(RECORD EXTRACTS begins)

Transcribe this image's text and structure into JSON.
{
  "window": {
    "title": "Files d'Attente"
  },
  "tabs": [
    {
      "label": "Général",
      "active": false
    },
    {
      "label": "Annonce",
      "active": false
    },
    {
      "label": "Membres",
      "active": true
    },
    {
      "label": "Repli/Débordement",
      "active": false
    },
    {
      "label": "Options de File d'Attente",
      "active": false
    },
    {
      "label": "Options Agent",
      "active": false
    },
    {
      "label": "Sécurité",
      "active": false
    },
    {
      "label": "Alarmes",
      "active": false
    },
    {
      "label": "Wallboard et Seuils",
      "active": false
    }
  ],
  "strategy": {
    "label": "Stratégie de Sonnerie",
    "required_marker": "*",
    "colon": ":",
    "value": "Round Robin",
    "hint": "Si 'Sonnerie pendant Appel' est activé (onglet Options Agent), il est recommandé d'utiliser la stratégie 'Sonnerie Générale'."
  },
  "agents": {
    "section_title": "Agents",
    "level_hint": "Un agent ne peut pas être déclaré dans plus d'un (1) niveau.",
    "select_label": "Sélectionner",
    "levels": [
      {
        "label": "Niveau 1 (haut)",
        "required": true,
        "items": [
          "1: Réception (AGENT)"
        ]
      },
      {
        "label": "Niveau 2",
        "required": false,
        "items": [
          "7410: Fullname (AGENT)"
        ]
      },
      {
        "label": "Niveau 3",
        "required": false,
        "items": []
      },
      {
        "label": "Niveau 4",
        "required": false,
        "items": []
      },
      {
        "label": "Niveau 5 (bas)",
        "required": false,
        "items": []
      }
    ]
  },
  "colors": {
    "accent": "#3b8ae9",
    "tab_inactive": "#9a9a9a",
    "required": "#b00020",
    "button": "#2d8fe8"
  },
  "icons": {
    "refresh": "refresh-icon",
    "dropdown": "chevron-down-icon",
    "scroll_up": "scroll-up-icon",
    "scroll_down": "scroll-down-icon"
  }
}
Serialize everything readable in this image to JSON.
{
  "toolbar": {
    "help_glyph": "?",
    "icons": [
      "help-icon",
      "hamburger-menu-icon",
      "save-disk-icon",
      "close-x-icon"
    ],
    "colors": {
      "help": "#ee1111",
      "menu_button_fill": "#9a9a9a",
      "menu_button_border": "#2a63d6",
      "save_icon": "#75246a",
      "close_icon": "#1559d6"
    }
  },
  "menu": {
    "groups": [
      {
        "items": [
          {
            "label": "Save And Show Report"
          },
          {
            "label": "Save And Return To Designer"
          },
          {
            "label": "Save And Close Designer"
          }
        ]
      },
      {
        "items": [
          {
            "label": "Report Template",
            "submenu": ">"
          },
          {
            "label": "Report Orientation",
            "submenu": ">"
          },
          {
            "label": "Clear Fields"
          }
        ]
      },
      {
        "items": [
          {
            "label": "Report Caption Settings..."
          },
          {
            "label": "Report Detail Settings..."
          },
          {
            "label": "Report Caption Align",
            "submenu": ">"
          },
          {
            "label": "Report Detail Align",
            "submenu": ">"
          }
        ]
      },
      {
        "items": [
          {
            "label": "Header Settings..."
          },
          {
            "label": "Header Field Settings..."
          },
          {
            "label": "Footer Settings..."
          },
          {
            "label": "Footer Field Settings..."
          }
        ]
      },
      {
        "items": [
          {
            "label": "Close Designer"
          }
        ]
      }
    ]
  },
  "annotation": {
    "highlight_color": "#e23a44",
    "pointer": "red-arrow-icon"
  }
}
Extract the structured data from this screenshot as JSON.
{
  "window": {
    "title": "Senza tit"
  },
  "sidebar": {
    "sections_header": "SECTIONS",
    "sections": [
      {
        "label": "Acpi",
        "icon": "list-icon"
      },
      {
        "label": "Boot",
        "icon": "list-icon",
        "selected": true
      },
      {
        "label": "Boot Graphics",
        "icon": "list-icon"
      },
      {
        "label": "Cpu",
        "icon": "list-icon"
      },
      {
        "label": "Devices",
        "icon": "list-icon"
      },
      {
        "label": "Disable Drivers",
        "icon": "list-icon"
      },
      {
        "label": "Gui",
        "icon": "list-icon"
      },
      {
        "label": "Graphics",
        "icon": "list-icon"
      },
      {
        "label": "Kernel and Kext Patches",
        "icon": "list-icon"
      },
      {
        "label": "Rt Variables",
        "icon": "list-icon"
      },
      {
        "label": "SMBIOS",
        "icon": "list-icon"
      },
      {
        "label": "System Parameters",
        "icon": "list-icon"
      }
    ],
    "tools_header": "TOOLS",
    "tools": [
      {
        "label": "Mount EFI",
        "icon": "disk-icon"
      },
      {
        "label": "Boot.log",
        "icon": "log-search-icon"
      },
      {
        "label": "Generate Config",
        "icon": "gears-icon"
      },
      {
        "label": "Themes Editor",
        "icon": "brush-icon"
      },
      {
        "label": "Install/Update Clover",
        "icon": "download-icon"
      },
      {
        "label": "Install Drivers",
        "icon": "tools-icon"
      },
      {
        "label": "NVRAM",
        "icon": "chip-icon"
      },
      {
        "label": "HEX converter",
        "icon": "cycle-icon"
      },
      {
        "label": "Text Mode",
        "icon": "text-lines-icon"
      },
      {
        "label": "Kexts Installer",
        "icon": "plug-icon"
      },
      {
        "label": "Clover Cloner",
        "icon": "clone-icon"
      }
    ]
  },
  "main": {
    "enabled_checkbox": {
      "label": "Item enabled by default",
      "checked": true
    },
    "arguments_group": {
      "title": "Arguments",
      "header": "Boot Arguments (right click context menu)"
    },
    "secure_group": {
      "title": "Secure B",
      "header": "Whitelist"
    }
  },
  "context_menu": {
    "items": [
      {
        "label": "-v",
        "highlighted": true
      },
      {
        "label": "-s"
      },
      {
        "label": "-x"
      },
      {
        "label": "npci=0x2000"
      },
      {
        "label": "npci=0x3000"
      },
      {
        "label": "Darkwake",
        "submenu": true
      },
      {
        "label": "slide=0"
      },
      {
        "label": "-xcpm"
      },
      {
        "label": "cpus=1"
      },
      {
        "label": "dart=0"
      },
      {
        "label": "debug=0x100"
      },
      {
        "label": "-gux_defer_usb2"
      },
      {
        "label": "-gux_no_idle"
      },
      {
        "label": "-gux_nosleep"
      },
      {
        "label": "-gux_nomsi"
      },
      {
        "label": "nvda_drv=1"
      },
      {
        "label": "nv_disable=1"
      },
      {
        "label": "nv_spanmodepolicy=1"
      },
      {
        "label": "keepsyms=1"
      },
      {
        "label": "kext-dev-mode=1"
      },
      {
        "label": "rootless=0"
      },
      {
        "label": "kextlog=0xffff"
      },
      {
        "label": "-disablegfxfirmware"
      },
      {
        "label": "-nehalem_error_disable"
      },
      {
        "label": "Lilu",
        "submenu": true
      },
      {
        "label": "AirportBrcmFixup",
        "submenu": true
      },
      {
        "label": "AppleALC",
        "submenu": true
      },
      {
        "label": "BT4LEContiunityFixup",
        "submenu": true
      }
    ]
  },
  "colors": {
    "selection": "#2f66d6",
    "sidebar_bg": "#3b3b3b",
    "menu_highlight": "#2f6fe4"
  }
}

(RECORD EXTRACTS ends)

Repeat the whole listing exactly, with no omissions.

§ SOLUTION FOR THIS TASK:
Transcribe this image's text and structure into JSON.
{
  "window": {
    "title": "Files d'Attente"
  },
  "tabs": [
    {
      "label": "Général",
      "active": false
    },
    {
      "label": "Annonce",
      "active": false
    },
    {
      "label": "Membres",
      "active": true
    },
    {
      "label": "Repli/Débordement",
      "active": false
    },
    {
      "label": "Options de File d'Attente",
      "active": false
    },
    {
      "label": "Options Agent",
      "active": false
    },
    {
      "label": "Sécurité",
      "active": false
    },
    {
      "label": "Alarmes",
      "active": false
    },
    {
      "label": "Wallboard et Seuils",
      "active": false
    }
  ],
  "strategy": {
    "label": "Stratégie de Sonnerie",
    "required_marker": "*",
    "colon": ":",
    "value": "Round Robin",
    "hint": "Si 'Sonnerie pendant Appel' est activé (onglet Options Agent), il est recommandé d'utiliser la stratégie 'Sonnerie Générale'."
  },
  "agents": {
    "section_title": "Agents",
    "level_hint": "Un agent ne peut pas être déclaré dans plus d'un (1) niveau.",
    "select_label": "Sélectionner",
    "levels": [
      {
        "label": "Niveau 1 (haut)",
        "required": true,
        "items": [
          "1: Réception (AGENT)"
        ]
      },
      {
        "label": "Niveau 2",
        "required": false,
        "items": [
          "7410: Fullname (AGENT)"
        ]
      },
      {
        "label": "Niveau 3",
        "required": false,
        "items": []
      },
      {
        "label": "Niveau 4",
        "required": false,
        "items": []
      },
      {
        "label": "Niveau 5 (bas)",
        "required": false,
        "items": []
      }
    ]
  },
  "colors": {
    "accent": "#3b8ae9",
    "tab_inactive": "#9a9a9a",
    "required": "#b00020",
    "button": "#2d8fe8"
  },
  "icons": {
    "refresh": "refresh-icon",
    "dropdown": "chevron-down-icon",
    "scroll_up": "scroll-up-icon",
    "scroll_down": "scroll-down-icon"
  }
}
Serialize everything readable in this image to JSON.
{
  "toolbar": {
    "help_glyph": "?",
    "icons": [
      "help-icon",
      "hamburger-menu-icon",
      "save-disk-icon",
      "close-x-icon"
    ],
    "colors": {
      "help": "#ee1111",
      "menu_button_fill": "#9a9a9a",
      "menu_button_border": "#2a63d6",
      "save_icon": "#75246a",
      "close_icon": "#1559d6"
    }
  },
  "menu": {
    "groups": [
      {
        "items": [
          {
            "label": "Save And Show Report"
          },
          {
            "label": "Save And Return To Designer"
          },
          {
            "label": "Save And Close Designer"
          }
        ]
      },
      {
        "items": [
          {
            "label": "Report Template",
            "submenu": ">"
          },
          {
            "label": "Report Orientation",
            "submenu": ">"
          },
          {
            "label": "Clear Fields"
          }
        ]
      },
      {
        "items": [
          {
            "label": "Report Caption Settings..."
          },
          {
            "label": "Report Detail Settings..."
          },
          {
            "label": "Report Caption Align",
            "submenu": ">"
          },
          {
            "label": "Report Detail Align",
            "submenu": ">"
          }
        ]
      },
      {
        "items": [
          {
            "label": "Header Settings..."
          },
          {
            "label": "Header Field Settings..."
          },
          {
            "label": "Footer Settings..."
          },
          {
            "label": "Footer Field Settings..."
          }
        ]
      },
      {
        "items": [
          {
            "label": "Close Designer"
          }
        ]
      }
    ]
  },
  "annotation": {
    "highlight_color": "#e23a44",
    "pointer": "red-arrow-icon"
  }
}
Extract the structured data from this screenshot as JSON.
{
  "window": {
    "title": "Senza tit"
  },
  "sidebar": {
    "sections_header": "SECTIONS",
    "sections": [
      {
        "label": "Acpi",
        "icon": "list-icon"
      },
      {
        "label": "Boot",
        "icon": "list-icon",
        "selected": true
      },
      {
        "label": "Boot Graphics",
        "icon": "list-icon"
      },
      {
        "label": "Cpu",
        "icon": "list-icon"
      },
      {
        "label": "Devices",
        "icon": "list-icon"
      },
      {
        "label": "Disable Drivers",
        "icon": "list-icon"
      },
      {
        "label": "Gui",
        "icon": "list-icon"
      },
      {
        "label": "Graphics",
        "icon": "list-icon"
      },
      {
        "label": "Kernel and Kext Patches",
        "icon": "list-icon"
      },
      {
        "label": "Rt Variables",
        "icon": "list-icon"
      },
      {
        "label": "SMBIOS",
        "icon": "list-icon"
      },
      {
        "label": "System Parameters",
        "icon": "list-icon"
      }
    ],
    "tools_header": "TOOLS",
    "tools": [
      {
        "label": "Mount EFI",
        "icon": "disk-icon"
      },
      {
        "label": "Boot.log",
        "icon": "log-search-icon"
      },
      {
        "label": "Generate Config",
        "icon": "gears-icon"
      },
      {
        "label": "Themes Editor",
        "icon": "brush-icon"
      },
      {
        "label": "Install/Update Clover",
        "icon": "download-icon"
      },
      {
        "label": "Install Drivers",
        "icon": "tools-icon"
      },
      {
        "label": "NVRAM",
        "icon": "chip-icon"
      },
      {
        "label": "HEX converter",
        "icon": "cycle-icon"
      },
      {
        "label": "Text Mode",
        "icon": "text-lines-icon"
      },
      {
        "label": "Kexts Installer",
        "icon": "plug-icon"
      },
      {
        "label": "Clover Cloner",
        "icon": "clone-icon"
      }
    ]
  },
  "main": {
    "enabled_checkbox": {
      "label": "Item enabled by default",
      "checked": true
    },
    "arguments_group": {
      "title": "Arguments",
      "header": "Boot Arguments (right click context menu)"
    },
    "secure_group": {
      "title": "Secure B",
      "header": "Whitelist"
    }
  },
  "context_menu": {
    "items": [
      {
        "label": "-v",
        "highlighted": true
      },
      {
        "label": "-s"
      },
      {
        "label": "-x"
      },
      {
        "label": "npci=0x2000"
      },
      {
        "label": "npci=0x3000"
      },
      {
        "label": "Darkwake",
        "submenu": true
      },
      {
        "label": "slide=0"
      },
      {
        "label": "-xcpm"
      },
      {
        "label": "cpus=1"
      },
      {
        "label": "dart=0"
      },
      {
        "label": "debug=0x100"
      },
      {
        "label": "-gux_defer_usb2"
      },
      {
        "label": "-gux_no_idle"
      },
      {
        "label": "-gux_nosleep"
      },
      {
        "label": "-gux_nomsi"
      },
      {
        "label": "nvda_drv=1"
      },
      {
        "label": "nv_disable=1"
      },
      {
        "label": "nv_spanmodepolicy=1"
      },
      {
        "label": "keepsyms=1"
      },
      {
        "label": "kext-dev-mode=1"
      },
      {
        "label": "rootless=0"
      },
      {
        "label": "kextlog=0xffff"
      },
      {
        "label": "-disablegfxfirmware"
      },
      {
        "label": "-nehalem_error_disable"
      },
      {
        "label": "Lilu",
        "submenu": true
      },
      {
        "label": "AirportBrcmFixup",
        "submenu": true
      },
      {
        "label": "AppleALC",
        "submenu": true
      },
      {
        "label": "BT4LEContiunityFixup",
        "submenu": true
      }
    ]
  },
  "colors": {
    "selection": "#2f66d6",
    "sidebar_bg": "#3b3b3b",
    "menu_highlight": "#2f6fe4"
  }
}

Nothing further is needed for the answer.